I always use a folk method for making oils. I let the plants guide me as to what is to picked and how much. For this oil I loosely packed a large jar with calendula flowers, echinacea flowers, plantain leaf, and comfrey Leaf. I prefer to use organic US grown olive oil. So far this has created oils that are stable, have a long storage life and don’t require added preservatives. Since there is a lot of fresh plant material in this product, I will only do the infusion for 2 weeks. It is warm enough in my house during the summer months that I can just let it sit on top of a cabinet. I make sure to release any air bubbles before sealing and try not to rupture cells wall by too much by applying a lot of pressure when straining.
Comfrey is a common perennial found in meadows, woodlands, along streams, gardens and moist places. Long, lanceolate, alternate leaves have numerous coarse/rough hairs with smooth or ruffled margins depending on the variety. Leaves MAY BE sessile or petioled, often presenting as a close to the ground, basal rosette in the spring. Shoots of tall, flowering, hairy, 1-4 ft long stalks occur as the season progresses. Stems and leaves MAY be winged/angular/ribbed. Clusters of medium sized, white to purple, tube/bell shaped, flowers grow on the tips as droopy racemes. Roots are numerous, small to medium, and spread widely throughout the soil. When cut even a small piece can easily produce another plant. The rootstock is white on the inside, fleshy and dark on the outside. It produces a slimy, glutinous juice. Comfrey is worth having in the garden to attract bumble bees and build soil.

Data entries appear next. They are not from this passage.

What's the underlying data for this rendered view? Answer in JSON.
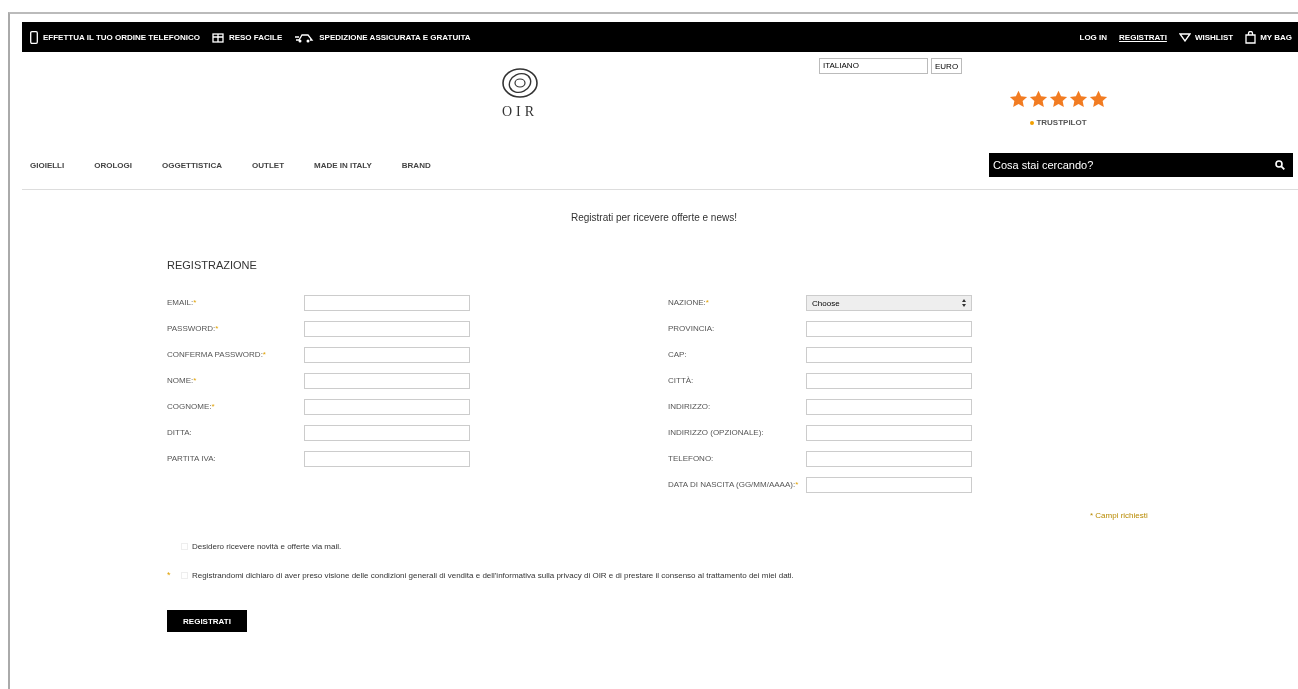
{
  "top_bar": {
    "promos": [
      {
        "kind": "phone",
        "label": "EFFETTUA IL TUO ORDINE TELEFONICO"
      },
      {
        "kind": "gift",
        "label": "RESO FACILE"
      },
      {
        "kind": "truck",
        "label": "SPEDIZIONE ASSICURATA E GRATUITA"
      }
    ],
    "links": [
      {
        "kind": "plain",
        "label": "LOG IN"
      },
      {
        "kind": "underlined",
        "label": "REGISTRATI"
      },
      {
        "kind": "heart",
        "label": "WISHLIST"
      },
      {
        "kind": "bag",
        "label": "MY BAG"
      }
    ]
  },
  "header": {
    "logo_text": "OIR",
    "language": "ITALIANO",
    "currency": "EURO",
    "rating": {
      "stars": 5,
      "source": "TRUSTPILOT"
    }
  },
  "nav": {
    "items": [
      "GIOIELLI",
      "OROLOGI",
      "OGGETTISTICA",
      "OUTLET",
      "MADE IN ITALY",
      "BRAND"
    ],
    "search": {
      "placeholder": "Cosa stai cercando?"
    }
  },
  "subtitle": "Registrati per ricevere offerte e news!",
  "form": {
    "title": "REGISTRAZIONE",
    "required_mark": "*",
    "left_fields": [
      {
        "label": "EMAIL:",
        "required": true,
        "kind": "text"
      },
      {
        "label": "PASSWORD:",
        "required": true,
        "kind": "text"
      },
      {
        "label": "CONFERMA PASSWORD:",
        "required": true,
        "kind": "text"
      },
      {
        "label": "NOME:",
        "required": true,
        "kind": "text"
      },
      {
        "label": "COGNOME:",
        "required": true,
        "kind": "text"
      },
      {
        "label": "DITTA:",
        "required": false,
        "kind": "text"
      },
      {
        "label": "PARTITA IVA:",
        "required": false,
        "kind": "text"
      }
    ],
    "right_fields": [
      {
        "label": "NAZIONE:",
        "required": true,
        "kind": "select",
        "value": "Choose"
      },
      {
        "label": "PROVINCIA:",
        "required": false,
        "kind": "text"
      },
      {
        "label": "CAP:",
        "required": false,
        "kind": "text"
      },
      {
        "label": "CITTÀ:",
        "required": false,
        "kind": "text"
      },
      {
        "label": "INDIRIZZO:",
        "required": false,
        "kind": "text"
      },
      {
        "label": "INDIRIZZO (OPZIONALE):",
        "required": false,
        "kind": "text"
      },
      {
        "label": "TELEFONO:",
        "required": false,
        "kind": "text"
      },
      {
        "label": "DATA DI NASCITA (GG/MM/AAAA):",
        "required": true,
        "kind": "text"
      }
    ],
    "required_note": "* Campi richiesti",
    "checkboxes": [
      {
        "label": "Desidero ricevere novità e offerte via mail.",
        "required": false,
        "checked": false
      },
      {
        "label": "Registrandomi dichiaro di aver preso visione delle condizioni generali di vendita e dell'informativa sulla privacy di OIR e di prestare il consenso al trattamento dei miei dati.",
        "required": true,
        "checked": false
      }
    ],
    "submit": "REGISTRATI"
  }
}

This is plant is well known for its ability to heal due to its ability to encourage rapid cell, connective tissue, bone, and cartilage growth growth. It breaks down red blood cells, and soothing or protecting damaged tissues. Its astringent properties can stop bleeding quickly. When fresh it has the highest mucilage content of any medicinal plant. It is a great expectorant to remove mucus and other discharges from the body.
This plant is commonly used externally for sores, wounds, hemorrhoids, varicose veins, insect bites, burns, tendon/ligament/ joint (pain, inflammation, injury,) sprains, pulled muscles, dislocations, arthritis, back pain, rheumatism , bursitis, phlebitis, mastitis, acne, eczema, carpal tunnel, surgical scars, sunburn, swelling, wrinkles, dry/rough skin, swelling, dandruff, nosebleeds, fractures and bruising.

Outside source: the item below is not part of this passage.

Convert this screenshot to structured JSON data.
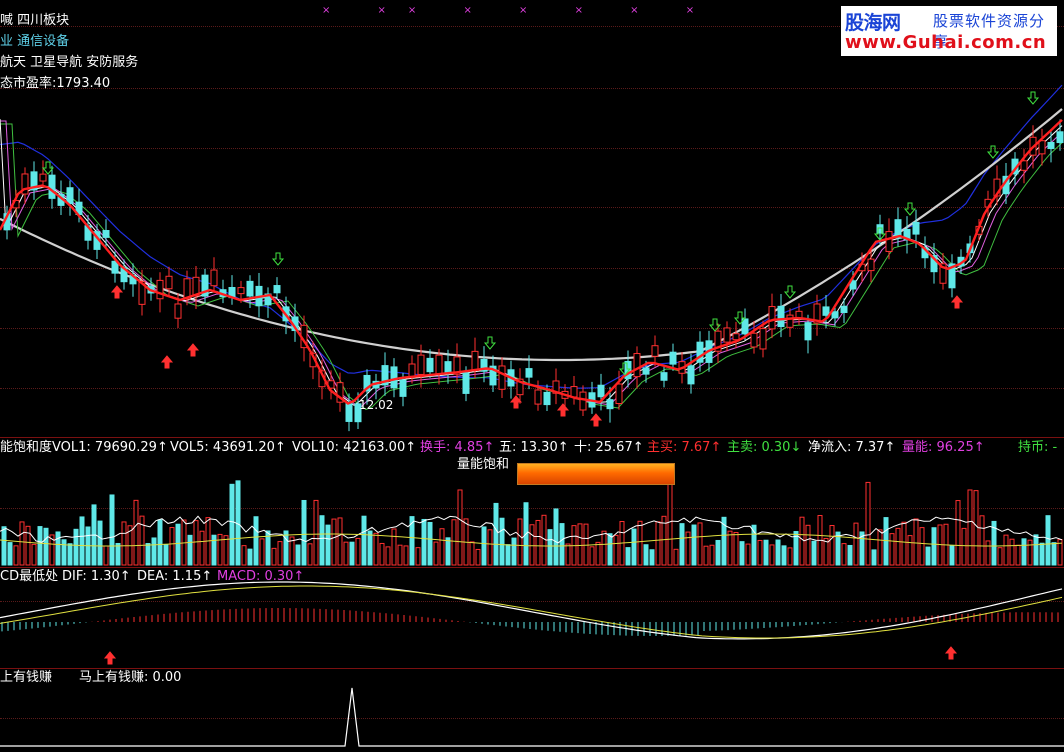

Historically this plant has been used internally for hemorrhage/internal bleeding, ulcers/inflamed stomach lining, pleurisy, bronchitis , pneumonia, to help regulate blood sugar levels, diarrhea, poor digestion, colitis, asthma, gallstones, heartburn, and broken bones

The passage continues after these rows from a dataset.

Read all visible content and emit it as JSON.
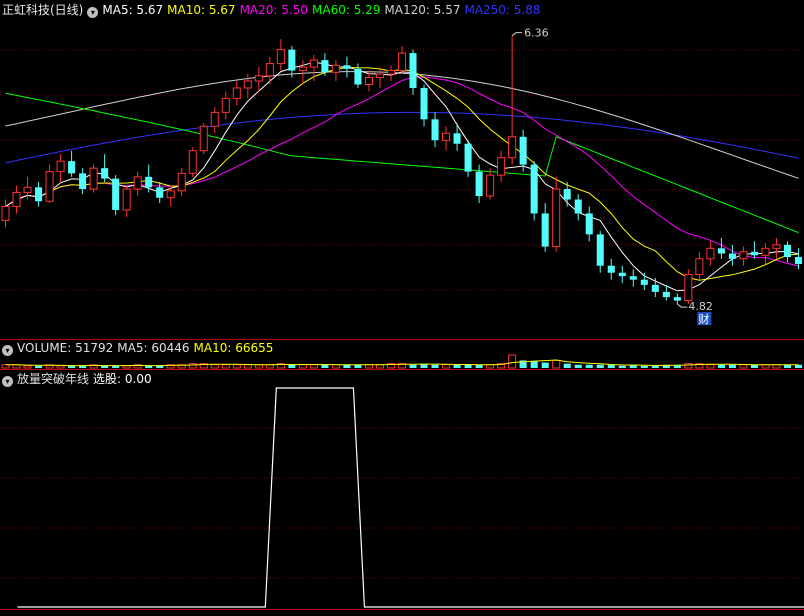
{
  "main_header": {
    "stock_name": "正虹科技(日线)",
    "ma_items": [
      {
        "text": "MA5: 5.67",
        "color": "#ffffff"
      },
      {
        "text": "MA10: 5.67",
        "color": "#ffff00"
      },
      {
        "text": "MA20: 5.50",
        "color": "#ff00ff"
      },
      {
        "text": "MA60: 5.29",
        "color": "#00ff00"
      },
      {
        "text": "MA120: 5.57",
        "color": "#d0d0d0"
      },
      {
        "text": "MA250: 5.88",
        "color": "#3232ff"
      }
    ]
  },
  "volume_header": {
    "items": [
      {
        "text": "VOLUME: 51792",
        "color": "#e0e0e0"
      },
      {
        "text": "MA5: 60446",
        "color": "#e0e0e0"
      },
      {
        "text": "MA10: 66655",
        "color": "#ffff00"
      }
    ]
  },
  "indicator_header": {
    "name": "放量突破年线",
    "value": "选股: 0.00"
  },
  "annotations": {
    "high_label": "6.36",
    "low_label": "4.82",
    "badge": "财"
  },
  "colors": {
    "up": "#ff3232",
    "down": "#54fcfc",
    "grid": "#7a0000",
    "divider": "#c00000",
    "ma5": "#ffffff",
    "ma10": "#ffff00",
    "ma20": "#ff00ff",
    "ma60": "#00ff00",
    "ma120": "#d0d0d0",
    "ma250": "#3232ff"
  },
  "chart_data": [
    {
      "type": "candlestick",
      "ylim": [
        4.7,
        6.45
      ],
      "ohlc": [
        [
          5.3,
          5.42,
          5.26,
          5.38
        ],
        [
          5.38,
          5.5,
          5.34,
          5.46
        ],
        [
          5.46,
          5.55,
          5.42,
          5.49
        ],
        [
          5.49,
          5.52,
          5.38,
          5.41
        ],
        [
          5.41,
          5.62,
          5.4,
          5.58
        ],
        [
          5.58,
          5.68,
          5.52,
          5.64
        ],
        [
          5.64,
          5.7,
          5.55,
          5.57
        ],
        [
          5.57,
          5.6,
          5.45,
          5.48
        ],
        [
          5.48,
          5.62,
          5.46,
          5.6
        ],
        [
          5.6,
          5.68,
          5.52,
          5.54
        ],
        [
          5.54,
          5.56,
          5.33,
          5.36
        ],
        [
          5.36,
          5.5,
          5.32,
          5.48
        ],
        [
          5.48,
          5.58,
          5.44,
          5.55
        ],
        [
          5.55,
          5.62,
          5.46,
          5.49
        ],
        [
          5.49,
          5.52,
          5.4,
          5.43
        ],
        [
          5.43,
          5.5,
          5.38,
          5.47
        ],
        [
          5.47,
          5.6,
          5.44,
          5.57
        ],
        [
          5.57,
          5.72,
          5.55,
          5.7
        ],
        [
          5.7,
          5.86,
          5.68,
          5.84
        ],
        [
          5.84,
          5.95,
          5.8,
          5.92
        ],
        [
          5.92,
          6.04,
          5.88,
          6.0
        ],
        [
          6.0,
          6.1,
          5.96,
          6.06
        ],
        [
          6.06,
          6.14,
          6.0,
          6.1
        ],
        [
          6.1,
          6.18,
          6.04,
          6.13
        ],
        [
          6.13,
          6.24,
          6.08,
          6.2
        ],
        [
          6.2,
          6.34,
          6.16,
          6.28
        ],
        [
          6.28,
          6.3,
          6.12,
          6.16
        ],
        [
          6.16,
          6.22,
          6.08,
          6.18
        ],
        [
          6.18,
          6.25,
          6.1,
          6.22
        ],
        [
          6.22,
          6.26,
          6.13,
          6.15
        ],
        [
          6.15,
          6.22,
          6.1,
          6.19
        ],
        [
          6.19,
          6.24,
          6.12,
          6.17
        ],
        [
          6.17,
          6.2,
          6.06,
          6.08
        ],
        [
          6.08,
          6.16,
          6.04,
          6.12
        ],
        [
          6.12,
          6.18,
          6.06,
          6.14
        ],
        [
          6.14,
          6.19,
          6.1,
          6.16
        ],
        [
          6.16,
          6.3,
          6.14,
          6.26
        ],
        [
          6.26,
          6.28,
          6.02,
          6.06
        ],
        [
          6.06,
          6.08,
          5.84,
          5.88
        ],
        [
          5.88,
          5.92,
          5.72,
          5.76
        ],
        [
          5.76,
          5.84,
          5.7,
          5.8
        ],
        [
          5.8,
          5.86,
          5.7,
          5.74
        ],
        [
          5.74,
          5.76,
          5.55,
          5.58
        ],
        [
          5.58,
          5.62,
          5.4,
          5.44
        ],
        [
          5.44,
          5.6,
          5.42,
          5.56
        ],
        [
          5.56,
          5.7,
          5.52,
          5.66
        ],
        [
          5.66,
          6.36,
          5.62,
          5.78
        ],
        [
          5.78,
          5.82,
          5.58,
          5.62
        ],
        [
          5.62,
          5.64,
          5.3,
          5.34
        ],
        [
          5.34,
          5.4,
          5.12,
          5.15
        ],
        [
          5.15,
          5.55,
          5.12,
          5.48
        ],
        [
          5.48,
          5.52,
          5.38,
          5.42
        ],
        [
          5.42,
          5.45,
          5.3,
          5.34
        ],
        [
          5.34,
          5.38,
          5.18,
          5.22
        ],
        [
          5.22,
          5.24,
          5.0,
          5.04
        ],
        [
          5.04,
          5.08,
          4.96,
          5.0
        ],
        [
          5.0,
          5.04,
          4.94,
          4.98
        ],
        [
          4.98,
          5.02,
          4.92,
          4.96
        ],
        [
          4.96,
          5.0,
          4.9,
          4.93
        ],
        [
          4.93,
          4.97,
          4.86,
          4.89
        ],
        [
          4.89,
          4.93,
          4.84,
          4.86
        ],
        [
          4.86,
          4.88,
          4.82,
          4.84
        ],
        [
          4.84,
          5.02,
          4.82,
          4.99
        ],
        [
          4.99,
          5.12,
          4.96,
          5.08
        ],
        [
          5.08,
          5.18,
          5.04,
          5.14
        ],
        [
          5.14,
          5.2,
          5.08,
          5.11
        ],
        [
          5.11,
          5.16,
          5.04,
          5.08
        ],
        [
          5.08,
          5.15,
          5.04,
          5.12
        ],
        [
          5.12,
          5.18,
          5.08,
          5.1
        ],
        [
          5.1,
          5.17,
          5.05,
          5.14
        ],
        [
          5.14,
          5.2,
          5.08,
          5.16
        ],
        [
          5.16,
          5.18,
          5.06,
          5.09
        ],
        [
          5.09,
          5.14,
          5.02,
          5.05
        ]
      ]
    },
    {
      "type": "bar",
      "series": [
        {
          "name": "VOLUME",
          "values": [
            3,
            3,
            2,
            2,
            3,
            2,
            2,
            2,
            3,
            2,
            2,
            2,
            3,
            2,
            2,
            3,
            3,
            4,
            4,
            3,
            3,
            3,
            3,
            3,
            3,
            4,
            3,
            3,
            3,
            3,
            3,
            3,
            3,
            3,
            3,
            4,
            4,
            3,
            4,
            3,
            3,
            3,
            3,
            3,
            3,
            4,
            12,
            7,
            6,
            5,
            7,
            4,
            3,
            3,
            3,
            3,
            2,
            3,
            2,
            2,
            3,
            3,
            4,
            4,
            3,
            3,
            3,
            3,
            3,
            3,
            3,
            3,
            3
          ]
        }
      ]
    },
    {
      "type": "line",
      "series": [
        {
          "name": "选股",
          "values": [
            0,
            0,
            0,
            0,
            0,
            0,
            0,
            0,
            0,
            0,
            0,
            0,
            0,
            0,
            0,
            0,
            0,
            0,
            0,
            0,
            0,
            0,
            0,
            1,
            1,
            1,
            1,
            1,
            1,
            1,
            1,
            0,
            0,
            0,
            0,
            0,
            0,
            0,
            0,
            0,
            0,
            0,
            0,
            0,
            0,
            0,
            0,
            0,
            0,
            0,
            0,
            0,
            0,
            0,
            0,
            0,
            0,
            0,
            0,
            0,
            0,
            0,
            0,
            0,
            0,
            0,
            0,
            0,
            0,
            0,
            0,
            0,
            0
          ]
        }
      ],
      "ylim": [
        0,
        1
      ]
    }
  ]
}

As a mouthwash is has been used to treat hoarseness, laryngitis, tonsillitis, and bleeding gums.
Latin name: Symphytum (there are several varieties, this plant easily hybridizes so exact ID can be challenging)
Parts used: Leaves and roots
Energetics:bitter, sweet, cool, moist
Spiritual/Emotional uses: to support clarity, connection, unity, inspiration, balance, expansion, manifestation, and pulling ideas together.
Contraindications: the roots contains alkaloids that are toxic/carcinogenic to the liver. The leaves have a lesser amount of this chemical, especially during late summer and fall. Internal use should only be undertaken under the supervision of an experienced care provider and only with the true Symphytum officinale variety. Internal use of the plant by individuals who are pregnant, elderly, or young and prolonged use is not recommended. Do not use on deep or dirty wounds and on bones that have not been set due to how fast it connects cells. Hairs on the fresh plant may irritate the skin or cause dermatitis in sensitive people when initially harvested. Be careful not to confuse it with foxglove which has similar leaves and bell shaped flowers.